MASON CITY, IA (February 8, 2016) — John Skipper, a member of First Covenant Church and political reporter for the Globe Gazette, loves politics but he is glad the caucuses are behind him and the candidates moved on to New Hampshire.
“Just because it’s enjoyable doesn’t mean it’s not tiring, because it’s a long haul.” said Skipper.
Before last Monday night’s caucuses, Skipper wrote in a column that, “In many ways, the Iowa caucus campaign season is like a relative who comes for a visit and stays too long. Sooner or later, the food all begins to taste the same and you run out of things to talk about.”
Skipper has covered events by 18 presidential candidates in just the last year.
One of his more memorable interviews came in 2007, when met with then-Senator Barack Obama in a room next to the junior college gymnasium where the candidate had just addressed an enthusiastic crowd.
When Obama met him, he playfully said, “I want you to know you are the only thing standing between me and dinner.” Dinner did soon come, however, so Skipper and Obama talked over a plate of lasagna for more than half an hour.
Skipper, who was honored by the Iowa Newspaper Association on Friday night for his 50 years in journalism, joked that Iowans have a joke: “There are five seasons – winter spring, summer, fall, and caucus.”
It’s a season that can become almost unbearable. In the final months of the campaign, for example, almost every TV ad is for—and against—one of the candidates.
At the end of caucus night, when people ask me if I’d want to do it again, I always tell them that it’s a little like asking a woman in labor if she wants to have another baby.
But being the first state in the process and voting by caucus does have its advantages. “If you live in Iowa, you have a chance to meet the next president of the United States.”
Little attention had been paid to the Iowa caucuses until the relative upstart Jimmy Carter came out of nowhere—or Georgia at least—to win them in 1976. He had spent several years going to numerous small-town gatherings before anyone else noticed what was happening.
“Ever since then, all of the candidates come pouring into Iowa,” Skipper said. “We had 22 of them at the same time at one point.” That made sneaking up on the other candidates pretty much impossible.

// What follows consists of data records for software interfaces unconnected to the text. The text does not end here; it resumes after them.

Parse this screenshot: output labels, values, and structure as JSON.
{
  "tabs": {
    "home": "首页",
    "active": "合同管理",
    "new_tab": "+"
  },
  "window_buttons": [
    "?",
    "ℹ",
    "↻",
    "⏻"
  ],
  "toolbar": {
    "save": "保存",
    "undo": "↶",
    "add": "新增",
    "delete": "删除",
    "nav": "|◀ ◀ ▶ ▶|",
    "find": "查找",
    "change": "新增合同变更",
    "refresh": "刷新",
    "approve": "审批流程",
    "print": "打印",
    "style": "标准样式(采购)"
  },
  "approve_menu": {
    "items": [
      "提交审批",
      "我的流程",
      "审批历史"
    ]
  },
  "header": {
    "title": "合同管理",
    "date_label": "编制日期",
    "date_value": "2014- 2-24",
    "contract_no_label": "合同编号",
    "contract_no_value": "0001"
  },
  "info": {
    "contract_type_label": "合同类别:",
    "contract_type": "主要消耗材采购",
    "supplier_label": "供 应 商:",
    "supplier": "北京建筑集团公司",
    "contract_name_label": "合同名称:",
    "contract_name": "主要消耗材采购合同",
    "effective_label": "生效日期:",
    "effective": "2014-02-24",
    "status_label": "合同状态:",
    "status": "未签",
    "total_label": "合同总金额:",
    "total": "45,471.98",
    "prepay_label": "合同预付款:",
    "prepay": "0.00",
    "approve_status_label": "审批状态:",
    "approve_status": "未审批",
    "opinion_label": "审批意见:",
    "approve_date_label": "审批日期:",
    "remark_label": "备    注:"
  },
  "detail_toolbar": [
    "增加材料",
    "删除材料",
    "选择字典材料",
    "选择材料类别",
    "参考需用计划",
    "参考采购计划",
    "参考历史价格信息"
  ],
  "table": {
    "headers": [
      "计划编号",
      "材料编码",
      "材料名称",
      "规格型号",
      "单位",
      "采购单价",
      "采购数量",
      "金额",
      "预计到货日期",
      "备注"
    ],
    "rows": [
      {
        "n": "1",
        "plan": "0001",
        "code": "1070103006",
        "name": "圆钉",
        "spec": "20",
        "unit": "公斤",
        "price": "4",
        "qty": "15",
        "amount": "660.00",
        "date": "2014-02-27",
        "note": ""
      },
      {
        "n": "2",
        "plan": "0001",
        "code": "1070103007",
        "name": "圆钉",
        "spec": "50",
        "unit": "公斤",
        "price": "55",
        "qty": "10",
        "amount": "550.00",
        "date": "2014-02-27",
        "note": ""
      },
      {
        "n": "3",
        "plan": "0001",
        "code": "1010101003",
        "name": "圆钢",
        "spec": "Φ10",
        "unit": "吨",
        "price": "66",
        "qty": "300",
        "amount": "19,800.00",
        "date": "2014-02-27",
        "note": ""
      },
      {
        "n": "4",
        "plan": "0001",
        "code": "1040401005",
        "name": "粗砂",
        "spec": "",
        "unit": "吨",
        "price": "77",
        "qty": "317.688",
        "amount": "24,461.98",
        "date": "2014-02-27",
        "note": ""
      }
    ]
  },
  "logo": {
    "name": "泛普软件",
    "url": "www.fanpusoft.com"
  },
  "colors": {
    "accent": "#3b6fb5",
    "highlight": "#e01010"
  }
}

Skipper said it is ironic that for all the emphasis placed on winning the caucus, only Carter, George W. Bush, and Barack Obama went on to become president. “It does winnow the field, though.”
The Republican and Democratic races were both exciting because of the rise of the insurgent candidates, said Skipper, noting that all of the candidates who had experience governing a state finished far behind the winners.
On Thursday, he said, “At the end of caucus night, when people ask me if I’d want to do it again, I always tell them that it’s a little like asking a woman in labor if she wants to have another baby.”
Give him some time to recover, though, and he’ll be ready to go at it again. He won’t have to wait too long.
“A week or two after the presidential election after November, you’ll start to see notices that some out of state senator or governor is going to speak at the Dubuque rotary club, and you think, “Aha! It’s started,” Skipper said.
“No politician comes to Iowa in the middle of winter without a reason, and we all know what the reason is.”